Jay: Greetings, friends! We here at the Fraudsters Almanac thought we would try doing a weekly wrap-up of the things that are currently drawing our attention, excitement, ire, or otherwise. We three all consume more than we can possibly review, and sometimes we revisit things we love but have already written about at length on the site, so here’s a space to quickly go over what’s piquing our interests.
So, illustrious colleagues, what’s on your respective plates right now?
Mark: I’m not currently hot on any new (or old) albums, but I have been listening to a lot of podcasts recently! A few weeks ago, This American Life presented an episode from a podcast called Love + Radio. Since then, I’ve been pouring through their archives. The stories are remarkable, more focused on allowing the subject to tell their own story than on heavily narrated explanations or pontification. One of the greatest hooks of the show is in that it seems to typically involve a bit of a turn or a twist that can take what may be an interesting tale into areas of challenging moral ambiguity. It is great. Check out this episode about a man working to inoculate himself against the venom of the world’s deadliest snakes!
While I’m certainly strapped in and ready to enjoy the new episodes of Game of Thrones (as I’m sure most of you are), I’m also trying to wrap my head around whether or not Netflix’s GLOW is a terrible show or a terribly fun show. It seems moronic and gratuitous, but I keep giving it a chance once a week or so and it may be winning me over. It is surely better than the other shows that I’m watching, The Mist and The Strain (which are both terrible shlock-fests), so I may as well just keep it on the docket.
I’ll also be eating foods and drinking beers! I’m looking for a good new book to read. If you’ve got any recommendations, please let me know.
Josh: I’m two months late to the party, but this week I finally tore into the second season of Master of None, which is every bit as charming and insightful as the first season of what I’ve called Netflix’s best original show. It’s more creatively broad and risky than season 1, but always in service of its characters. Aziz Ansari’s observations about love, race, and general millennial ambivalence are on the nose, sure. But maybe there’s room for a work that treats these issues with a less cynical hand than Twitter, and a less entitled one than HBO’s Girls. It’s sweet and funny and a little touched with melancholy rather than drowning in it. The first two episodes of season 2 are delightful, lyrical meditations on both the fear of love and the fear of missing out on it. That Ansari can so successfully subvert conventions by making this short, sweet, dorky Indian guy a romantic lead makes Master of None an indispensable cultural marker.
A recent episode of This American Life (“619: The Magic Show”) was about magic, which reminded me how much I fucking loved magic as a kid.

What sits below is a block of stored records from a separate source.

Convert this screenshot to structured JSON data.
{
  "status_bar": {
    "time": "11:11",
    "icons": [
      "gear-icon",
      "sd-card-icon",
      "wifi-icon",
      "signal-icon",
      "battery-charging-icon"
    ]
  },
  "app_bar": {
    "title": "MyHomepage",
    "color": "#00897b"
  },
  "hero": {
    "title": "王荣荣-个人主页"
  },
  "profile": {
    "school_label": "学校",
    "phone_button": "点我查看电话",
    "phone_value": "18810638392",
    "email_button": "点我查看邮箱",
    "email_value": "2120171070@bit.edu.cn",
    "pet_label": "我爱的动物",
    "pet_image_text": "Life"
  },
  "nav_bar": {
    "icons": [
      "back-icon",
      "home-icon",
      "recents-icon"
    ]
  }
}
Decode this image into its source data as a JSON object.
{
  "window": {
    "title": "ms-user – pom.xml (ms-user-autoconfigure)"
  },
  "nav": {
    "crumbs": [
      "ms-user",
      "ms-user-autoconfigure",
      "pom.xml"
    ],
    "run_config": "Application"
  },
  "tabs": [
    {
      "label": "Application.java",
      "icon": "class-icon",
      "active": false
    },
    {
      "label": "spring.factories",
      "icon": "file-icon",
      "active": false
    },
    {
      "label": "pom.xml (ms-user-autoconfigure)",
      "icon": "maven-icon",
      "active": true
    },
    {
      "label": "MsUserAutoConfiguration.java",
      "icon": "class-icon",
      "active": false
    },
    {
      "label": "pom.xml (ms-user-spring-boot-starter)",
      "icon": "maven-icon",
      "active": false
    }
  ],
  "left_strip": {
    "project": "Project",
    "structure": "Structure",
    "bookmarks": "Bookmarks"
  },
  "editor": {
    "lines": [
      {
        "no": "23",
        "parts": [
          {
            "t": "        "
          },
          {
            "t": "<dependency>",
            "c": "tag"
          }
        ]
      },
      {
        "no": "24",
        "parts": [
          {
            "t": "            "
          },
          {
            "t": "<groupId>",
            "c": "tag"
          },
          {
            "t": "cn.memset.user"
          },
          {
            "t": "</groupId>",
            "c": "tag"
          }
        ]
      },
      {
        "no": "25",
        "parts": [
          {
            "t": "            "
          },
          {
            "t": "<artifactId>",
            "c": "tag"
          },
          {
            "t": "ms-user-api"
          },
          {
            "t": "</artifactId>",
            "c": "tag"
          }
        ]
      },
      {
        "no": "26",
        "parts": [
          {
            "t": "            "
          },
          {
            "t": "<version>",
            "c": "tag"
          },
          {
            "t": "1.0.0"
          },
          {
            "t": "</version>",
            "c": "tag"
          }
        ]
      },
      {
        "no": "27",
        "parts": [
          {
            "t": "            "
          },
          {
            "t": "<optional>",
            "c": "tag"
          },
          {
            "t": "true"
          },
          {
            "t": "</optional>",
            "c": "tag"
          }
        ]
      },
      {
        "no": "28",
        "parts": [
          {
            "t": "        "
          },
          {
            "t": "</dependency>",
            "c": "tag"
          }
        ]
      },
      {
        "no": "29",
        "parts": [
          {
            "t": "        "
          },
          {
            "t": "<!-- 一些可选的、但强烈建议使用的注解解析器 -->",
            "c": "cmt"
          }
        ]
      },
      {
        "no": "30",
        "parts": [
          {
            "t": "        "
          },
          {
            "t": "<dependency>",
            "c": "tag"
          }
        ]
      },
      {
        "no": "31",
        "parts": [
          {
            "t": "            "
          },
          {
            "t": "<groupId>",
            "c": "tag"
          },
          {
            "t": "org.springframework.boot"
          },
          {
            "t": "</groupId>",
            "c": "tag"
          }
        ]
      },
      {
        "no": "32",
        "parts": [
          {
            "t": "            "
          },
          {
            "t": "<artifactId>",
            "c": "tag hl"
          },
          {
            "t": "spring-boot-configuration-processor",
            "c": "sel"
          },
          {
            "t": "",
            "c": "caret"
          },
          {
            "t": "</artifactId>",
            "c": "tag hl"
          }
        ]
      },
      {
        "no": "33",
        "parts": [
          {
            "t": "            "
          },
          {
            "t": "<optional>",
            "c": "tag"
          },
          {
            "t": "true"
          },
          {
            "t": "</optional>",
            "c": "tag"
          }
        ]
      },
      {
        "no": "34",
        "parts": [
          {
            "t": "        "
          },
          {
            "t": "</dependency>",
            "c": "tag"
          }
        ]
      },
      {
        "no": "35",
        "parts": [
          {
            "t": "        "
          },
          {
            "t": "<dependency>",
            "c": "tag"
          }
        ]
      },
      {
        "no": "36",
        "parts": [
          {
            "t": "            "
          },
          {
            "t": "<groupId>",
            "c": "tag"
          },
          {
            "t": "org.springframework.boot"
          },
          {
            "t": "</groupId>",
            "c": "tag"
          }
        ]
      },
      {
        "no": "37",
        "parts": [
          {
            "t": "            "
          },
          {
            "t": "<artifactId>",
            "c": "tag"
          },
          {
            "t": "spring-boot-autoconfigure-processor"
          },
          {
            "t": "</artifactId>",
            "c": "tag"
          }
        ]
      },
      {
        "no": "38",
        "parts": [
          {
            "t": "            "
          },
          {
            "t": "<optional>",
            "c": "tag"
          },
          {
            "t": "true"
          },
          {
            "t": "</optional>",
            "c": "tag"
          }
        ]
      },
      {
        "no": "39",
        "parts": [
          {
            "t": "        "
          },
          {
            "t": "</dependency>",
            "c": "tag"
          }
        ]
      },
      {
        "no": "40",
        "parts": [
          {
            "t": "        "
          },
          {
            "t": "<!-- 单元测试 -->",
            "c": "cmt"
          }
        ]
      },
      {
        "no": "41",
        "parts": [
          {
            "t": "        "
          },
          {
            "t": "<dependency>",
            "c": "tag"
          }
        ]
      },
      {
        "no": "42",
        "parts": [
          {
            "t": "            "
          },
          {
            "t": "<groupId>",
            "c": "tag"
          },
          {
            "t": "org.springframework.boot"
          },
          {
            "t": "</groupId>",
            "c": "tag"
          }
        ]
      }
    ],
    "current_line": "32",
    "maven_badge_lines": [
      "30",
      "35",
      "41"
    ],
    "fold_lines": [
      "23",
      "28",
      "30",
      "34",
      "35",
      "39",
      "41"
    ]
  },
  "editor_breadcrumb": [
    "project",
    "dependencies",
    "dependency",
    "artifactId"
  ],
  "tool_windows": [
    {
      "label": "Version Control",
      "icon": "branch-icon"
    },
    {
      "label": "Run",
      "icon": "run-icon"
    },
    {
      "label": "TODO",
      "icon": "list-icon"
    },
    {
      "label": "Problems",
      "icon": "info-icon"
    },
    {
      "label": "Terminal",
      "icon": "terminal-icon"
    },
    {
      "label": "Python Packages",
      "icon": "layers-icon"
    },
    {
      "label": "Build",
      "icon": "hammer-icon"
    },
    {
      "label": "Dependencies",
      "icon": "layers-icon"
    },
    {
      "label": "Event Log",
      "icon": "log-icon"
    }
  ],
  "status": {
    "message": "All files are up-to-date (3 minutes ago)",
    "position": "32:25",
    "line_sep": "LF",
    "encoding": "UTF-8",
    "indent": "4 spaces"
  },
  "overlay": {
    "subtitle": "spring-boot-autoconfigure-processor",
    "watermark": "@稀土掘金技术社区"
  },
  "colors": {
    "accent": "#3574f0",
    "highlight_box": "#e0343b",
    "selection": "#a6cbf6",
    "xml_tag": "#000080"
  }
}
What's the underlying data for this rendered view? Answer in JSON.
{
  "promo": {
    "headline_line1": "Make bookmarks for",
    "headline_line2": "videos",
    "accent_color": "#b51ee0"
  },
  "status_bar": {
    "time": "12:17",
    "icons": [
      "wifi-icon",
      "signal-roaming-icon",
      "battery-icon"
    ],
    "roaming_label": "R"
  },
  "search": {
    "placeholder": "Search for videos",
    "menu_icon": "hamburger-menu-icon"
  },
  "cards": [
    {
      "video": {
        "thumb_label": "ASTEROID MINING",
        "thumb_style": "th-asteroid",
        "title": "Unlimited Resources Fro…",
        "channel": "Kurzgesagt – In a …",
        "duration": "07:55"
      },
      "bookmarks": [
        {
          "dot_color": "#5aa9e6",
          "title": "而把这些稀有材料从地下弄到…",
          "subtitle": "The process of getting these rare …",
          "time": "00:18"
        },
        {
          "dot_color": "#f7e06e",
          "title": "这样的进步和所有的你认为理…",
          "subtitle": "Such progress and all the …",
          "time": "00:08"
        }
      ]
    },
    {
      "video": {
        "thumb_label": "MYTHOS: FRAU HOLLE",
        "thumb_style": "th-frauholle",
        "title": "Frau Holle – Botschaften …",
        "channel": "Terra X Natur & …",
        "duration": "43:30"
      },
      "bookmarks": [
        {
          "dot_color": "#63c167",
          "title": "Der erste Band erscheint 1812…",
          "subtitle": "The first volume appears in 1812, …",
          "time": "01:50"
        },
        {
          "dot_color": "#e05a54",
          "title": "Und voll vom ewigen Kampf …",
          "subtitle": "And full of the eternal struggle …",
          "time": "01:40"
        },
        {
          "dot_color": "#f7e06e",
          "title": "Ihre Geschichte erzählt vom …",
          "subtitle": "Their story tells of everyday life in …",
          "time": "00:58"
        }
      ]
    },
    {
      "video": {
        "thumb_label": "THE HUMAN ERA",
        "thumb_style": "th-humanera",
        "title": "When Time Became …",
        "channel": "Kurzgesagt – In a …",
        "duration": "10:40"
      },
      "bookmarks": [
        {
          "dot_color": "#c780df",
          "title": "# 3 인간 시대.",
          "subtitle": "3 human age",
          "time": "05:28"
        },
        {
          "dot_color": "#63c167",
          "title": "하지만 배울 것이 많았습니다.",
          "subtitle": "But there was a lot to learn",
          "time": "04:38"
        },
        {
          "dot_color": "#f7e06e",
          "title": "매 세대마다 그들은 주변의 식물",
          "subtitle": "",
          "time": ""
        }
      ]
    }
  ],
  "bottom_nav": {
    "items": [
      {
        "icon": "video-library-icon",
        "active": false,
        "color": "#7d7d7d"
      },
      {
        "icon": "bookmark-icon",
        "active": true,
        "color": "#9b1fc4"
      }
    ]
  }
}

One segment of the episode revolved around the famous 1983 trick in which David Copperfield made the Statue of Liberty disappear. I remember watching this segment (re-aired, obviously) on TV, probably in the early 90s and being blown away by it. Watch the Copperfield segment, and see if you can figure out how he did it. Then listen to the segment, “Act 2: The Lady Vanishes,” to hear the great story investigating how it was (probably) done. Just be mindful of spoilers all over Google and in the YouTube comments section.
Jay: Probably foremost on my mind is Okja, a Netflix-only movie written and directed by Bong Joon-ho, about a girl trying to save her genetically modified “superpig” from the slaughterhouse. I liked his goofy movies Snowpiercer and The Host, but my love for Okja is on a whole other level. If I were really to get into it, I’d probably end up writing some tedious 5000-word memoir about eating meat. So instead I’ll say this: Okja is kinetic, funny, well written, sweet, hopeful, often deeply saddening, has an excellent cast, and is absolutely worth watching. I loved it.
On a recommendation from a dear friend, I finally started reading the first book in Elena Ferrante’s lauded Neopolitan Novels, My Brilliant Friend. I doubt I could ever speak intelligently on it, but suffice it to say it’s a psychologically astute coming-of-age story. I’m enjoying it.
There is approximately a 100% probability that I will play more Dark Souls this weekend. I have an illness.
Monday, I’m going to see Lucy Dacus live in Vancouver, which is exciting because I loved her debut No Burden. I also got a sneak peek at Vire’s upcoming EP, No Screens, and am really enjoying it; expect to read more about it here when it’s finally released. And what’s this about a new Nine Inch Nails EP? More work for my illustrious colleague to do later! (Can’t wait to hear it all.)
That’ll wrap up this week’s In Rotation. Stay tuned for next week, when a slightly more hungover Mark inevitably shits on Phil Collins’ musical legacy, Josh shows remarkable patience and nuanced understanding of music in pop culture, and I squander my precious time on video games I’ve played a million times!